4K.E. Peterson, "Micromechanical light modulator aray fabricated on silicon", Applied Physics Letters, V. 31(8), Oct. 15, 1977, pp 521-523.
5R.E. Brooks, "Micromechanical light modulators on silicon", Optical Engineering, V. 24(1), Jan-Feb, 1985, pp 101-106.
6R.R. A. Syms, "Equilibrium of Hinged and Hingeless Structures Rotated Using Surface Tension Forces", J. Microelectromechanical Systems, V. 4(4), Dec. 95 177-184.
7V.P. Jaecklin et al, "Optical Microshutters and Torsional Micromirors for Light Modulator Arrays", Proc. IEEE Workshop on Micro Electro Mechanical Systems, Feb. 7-10, 1993, pp 124-127.
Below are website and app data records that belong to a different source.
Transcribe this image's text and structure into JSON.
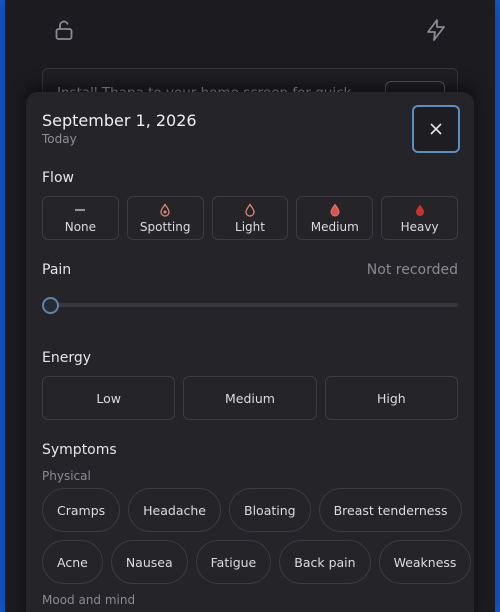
{
  "colors": {
    "accent": "#5b8fc4",
    "flow_red": "#d9544b",
    "flow_pink": "#e07a72",
    "flow_outline": "#e08870"
  },
  "topbar": {
    "left_icon": "unlock-icon",
    "right_icon": "lightning-icon"
  },
  "banner": {
    "text": "Install Thapa to your home screen for quick"
  },
  "sheet": {
    "date": "September 1, 2026",
    "subtitle": "Today",
    "close_icon": "close-icon",
    "flow": {
      "label": "Flow",
      "options": [
        {
          "label": "None",
          "icon": "dash-icon"
        },
        {
          "label": "Spotting",
          "icon": "drop-dot-icon"
        },
        {
          "label": "Light",
          "icon": "drop-outline-icon"
        },
        {
          "label": "Medium",
          "icon": "drop-half-icon"
        },
        {
          "label": "Heavy",
          "icon": "drop-filled-icon"
        }
      ]
    },
    "pain": {
      "label": "Pain",
      "status": "Not recorded",
      "level": 0
    },
    "energy": {
      "label": "Energy",
      "options": [
        "Low",
        "Medium",
        "High"
      ]
    },
    "symptoms": {
      "label": "Symptoms",
      "physical_label": "Physical",
      "physical": [
        "Cramps",
        "Headache",
        "Bloating",
        "Breast tenderness",
        "Acne",
        "Nausea",
        "Fatigue",
        "Back pain",
        "Weakness"
      ],
      "mood_label": "Mood and mind"
    }
  }
}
Referenced by
Citing PatentFiling datePublication dateApplicantTitle
US7158363 *Apr 11, 2005Jan 2, 2007Agilent Technologies, Inc.Liquid metal varactor and method
US7494226Sep 21, 2005Feb 24, 2009Hewlett-Packard Development Company, L.P.Methods and apparatus for controlling projectors
US7702192 *Jun 21, 2006Apr 20, 2010Qualcomm Mems Technologies, Inc.Systems and methods for driving MEMS display
US7928940Aug 28, 2006Apr 19, 2011Qualcomm Mems Technologies, Inc.Drive method for MEMS devices
US7990604Jun 15, 2009Aug 2, 2011Qualcomm Mems Technologies, Inc.Analog interferometric modulator
US8052289Jun 7, 2006Nov 8, 2011Asml Netherlands B.V.Mirror array for lithography
US8619350Jun 27, 2011Dec 31, 2013Qualcomm Mems Technologies, Inc.Analog interferometric modulator
US8879141Nov 14, 2013Nov 4, 2014Qualcomm Mems Technologies, Inc.Analog interferometric modulator
US20100014136 *Aug 10, 2007Jan 21, 2010Ralf HausslerHolographic Projection System Using Micro-Mirrors for Light Modulation
WO2006110313A1 *Mar 24, 2006Oct 19, 2006Agilent Technologies IncLiquid metal varactor and method
Classifications
U.S. Classification359/877, 359/224.1, 359/871, 359/872, 359/904, 359/222.1
International ClassificationG02B26/08, B81B3/00
Cooperative ClassificationY10S359/904, G02B26/0841
European ClassificationG02B26/08M4E
Legal Events
DateCodeEventDescription
Jan 3, 2006CCCertificate of correction
Jul 18, 2008FPAYFee payment
Year of fee payment: 4
Sep 3, 2012REMIMaintenance fee reminder mailed
Jan 18, 2013LAPSLapse for failure to pay maintenance fees
Mar 12, 2013FPExpired due to failure to pay maintenance fee
Effective date: 20130118